Sin is so delicious. Disaster is so enchanting. Danger is so enticing. These negatives, cons of the world, wrapped in glimmering gold attract even the most straightforward of people, be it priest, prophet, or pastor. Something in the way the titanic sank, cries screaming from on board, something in the way the towers fell, disaster filling the air, something about maladies and plagues, disasters and the dead reaches out and pulls us in. But why would something as attractive as the burns and bites of tragedy call to us so? Perhaps, maybe just perhaps, it is that the coils of the snake that slowly strangle us in the darkness are just out of the expected enough to lure us towards them.
Oh, surely no one in this world truly believes that good things will happen to them all the time. People profess that they do not expect happiness within the world, nor do they believe it is guaranteed them. Yet when calamity comes knocking upon their door, the age-old question "why me?" is always asked. Why must tragedy enter my threshold and grace my presence? Surely if a question such as this was asked, a person was not truly expecting disaster, rather things from the more positive side of life.

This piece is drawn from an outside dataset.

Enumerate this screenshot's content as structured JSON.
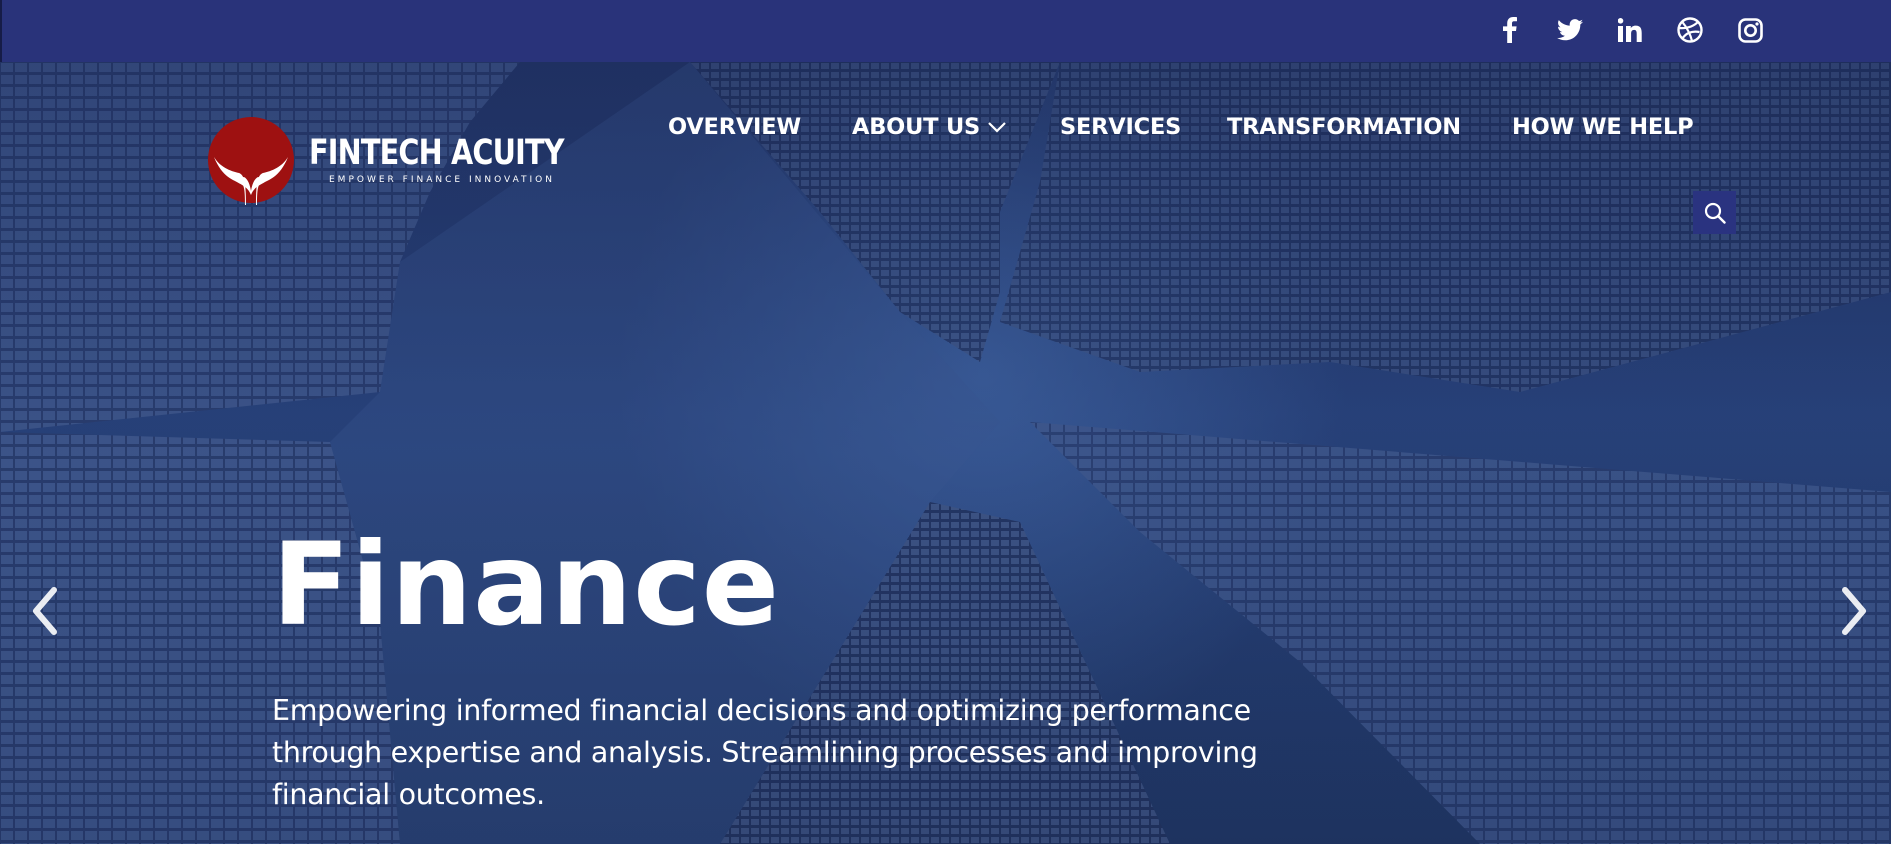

As to why they were expecting it, well, does it not sound rather human to think that we deserve happiness? We deserve that fairytale wedding with the prince or princess of our dreams. We deserve that happily ever after, the rose bouquet, the job promotion, the moon, stars, and sun. And if, after all, we do deserve such glories and wonders and riches beyond our wildest dreams, would it not be too far of a stretch to say that we expect what we deserve? Though many a man and woman will protest that they do not believe that they truly do deserve such things, inwardly, I believe there remains a part, however small, that clings to the hope and wishes that they do.
This makes tragedies so captivating, so utterly enthralling, because deep inside, we feel it is outside of the norm. Especially when we equate normality to getting what we deserve and what we deserve is the best. The abnormality of a situation going wrong, the drama involved, rather than a peaceful and idyllic scene we've constructed as the perfect picture, the way things ought to be, is so striking compared to the image we have created within our minds. Even more so when the same scene we say day after day – that familiar stretch of road we always drive down – is turned from the usual sight to one containing tragedy, however slight.
After all, is it not abnormalities that catch one's attention? That flamingo in a flock of pigeons, that albino crocodile, that one black shirt amidst a sea of blue. All draw attention to the difference that they display. Is it not the same with tragedy?